You are here

Anti-Demolition Petition in Goshen

It's been well-documented that architect Paul Rudolph's brutalist yet expressive aesthetic hasn't held up well to the whims of fashion. Popular in the 1960s, Rudolph completed a spate of residential and institutional works in the northeast, then expanded abroad, followed by a period of declining reputation until his death in 1997. His poured concrete shapes boggle the mind, and at this point, buildings like his 1971 Orange County Government Center in Goshen, New York, are so extreme that it seems outlandish and short-sighted to consider complete demolition.
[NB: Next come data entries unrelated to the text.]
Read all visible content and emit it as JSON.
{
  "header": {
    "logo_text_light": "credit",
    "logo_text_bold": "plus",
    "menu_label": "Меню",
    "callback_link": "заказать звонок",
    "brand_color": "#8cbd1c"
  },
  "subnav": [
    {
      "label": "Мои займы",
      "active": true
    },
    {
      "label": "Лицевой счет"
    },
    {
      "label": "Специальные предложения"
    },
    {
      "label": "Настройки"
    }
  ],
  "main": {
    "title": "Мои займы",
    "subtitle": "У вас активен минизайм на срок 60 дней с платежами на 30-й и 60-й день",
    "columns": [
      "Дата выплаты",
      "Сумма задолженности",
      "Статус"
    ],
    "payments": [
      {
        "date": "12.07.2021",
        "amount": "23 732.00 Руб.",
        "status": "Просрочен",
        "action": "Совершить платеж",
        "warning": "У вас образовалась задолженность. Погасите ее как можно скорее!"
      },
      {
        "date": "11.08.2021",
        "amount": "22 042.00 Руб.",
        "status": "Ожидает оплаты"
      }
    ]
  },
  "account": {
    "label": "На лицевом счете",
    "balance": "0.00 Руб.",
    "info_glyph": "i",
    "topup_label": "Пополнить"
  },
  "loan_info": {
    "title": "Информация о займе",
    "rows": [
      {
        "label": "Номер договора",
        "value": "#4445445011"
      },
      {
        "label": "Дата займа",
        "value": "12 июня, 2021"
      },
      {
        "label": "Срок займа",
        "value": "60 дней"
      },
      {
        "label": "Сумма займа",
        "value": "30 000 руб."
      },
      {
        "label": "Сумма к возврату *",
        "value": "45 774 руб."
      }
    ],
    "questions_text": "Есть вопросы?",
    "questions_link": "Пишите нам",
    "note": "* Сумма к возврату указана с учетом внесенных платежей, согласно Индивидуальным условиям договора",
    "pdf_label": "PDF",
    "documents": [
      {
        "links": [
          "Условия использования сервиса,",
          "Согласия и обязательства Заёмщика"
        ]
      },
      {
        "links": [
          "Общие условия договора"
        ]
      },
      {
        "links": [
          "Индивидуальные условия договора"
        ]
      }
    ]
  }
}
And yet that is precisely what the Orange County Legislature in upstate New York is voting on this May 3rd. 

True, raw concrete doesn't hold up especially well, particularly in the face of an errant 2011 hurricane named Irene. But surely the $75 million allotted for Rudolph's replacement—a faux Colonial sad sack of bureaucratic architecture—could reinvigorate the complex? 
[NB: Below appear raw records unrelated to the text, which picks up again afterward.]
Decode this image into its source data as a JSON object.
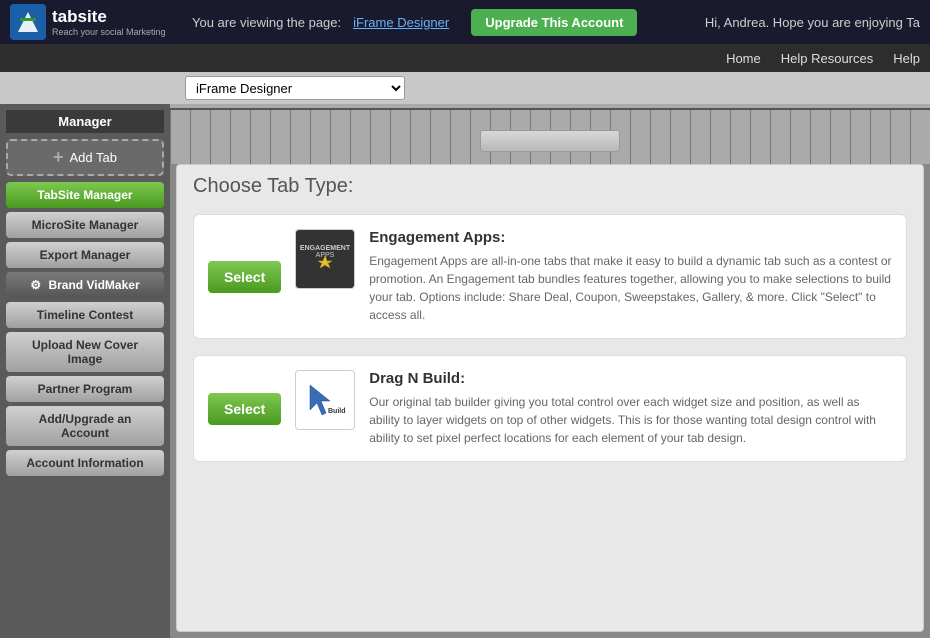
{
  "header": {
    "logo_letter": "t",
    "logo_name": "tabsite",
    "logo_tagline": "Reach your social Marketing",
    "viewing_label": "You are viewing the page:",
    "page_link": "iFrame Designer",
    "upgrade_button": "Upgrade This Account",
    "greeting": "Hi, Andrea. Hope you are enjoying Ta"
  },
  "nav": {
    "items": [
      "Home",
      "Help Resources",
      "Help"
    ]
  },
  "dropdown": {
    "current": "iFrame Designer",
    "placeholder": "iFrame Designer"
  },
  "sidebar": {
    "manager": "Manager",
    "add_tab": "Add Tab",
    "items": [
      {
        "label": "TabSite Manager",
        "style": "active"
      },
      {
        "label": "MicroSite Manager",
        "style": "gray"
      },
      {
        "label": "Export Manager",
        "style": "gray"
      },
      {
        "label": "Brand VidMaker",
        "style": "dark"
      },
      {
        "label": "Timeline Contest",
        "style": "gray"
      },
      {
        "label": "Upload New Cover Image",
        "style": "gray"
      },
      {
        "label": "Partner Program",
        "style": "gray"
      },
      {
        "label": "Add/Upgrade an Account",
        "style": "gray"
      },
      {
        "label": "Account Information",
        "style": "gray"
      }
    ]
  },
  "tab_type": {
    "title": "Choose Tab Type:",
    "cards": [
      {
        "title": "Engagement Apps:",
        "select_label": "Select",
        "description": "Engagement Apps are all-in-one tabs that make it easy to build a dynamic tab such as a contest or promotion. An Engagement tab bundles features together, allowing you to make selections to build your tab. Options include: Share Deal, Coupon, Sweepstakes, Gallery, & more. Click \"Select\" to access all.",
        "icon_type": "engagement"
      },
      {
        "title": "Drag N Build:",
        "select_label": "Select",
        "description": "Our original tab builder giving you total control over each widget size and position, as well as ability to layer widgets on top of other widgets. This is for those wanting total design control with ability to set pixel perfect locations for each element of your tab design.",
        "icon_type": "dragbuild"
      }
    ]
  }
}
Here's the exterior of the Paul Rudolph–designed structure.

Here's what's happening: Preservation group DOCOMOMO alerted the masses with an email blast in February, then banded with the World Monuments Fund who added Rudolph's OCGC to its annual watch list. The groups have proposed a conditions study of the building along with precise estimates for its renovation, an essential step considering the county government isn't allowing interior access to assess its condition. And this week, after a chorus of impassioned tweets and critical pleas for historic preservation, the cause has hit, where a petition is in the nascent stage of a more formalized protest.

(Finally, if you really want to torture your preservationist-bleeding-heart, check out photographer Chris Mottalini's series of demolished Rudolph homes.) is your online home in the modern world. Join us as we follow our team around the globe on Twitter, Facebook, and Pinterest. Want more? Never miss another word of Dwell with our free iTunes app.


Add comment

By submitting this form, you accept the Mollom privacy policy.
Try Dwell Risk-Free!
Yes! Send me a RISK-FREE issue of Dwell. If I like it I'll pay only $14.95 for one year (10 issues in all).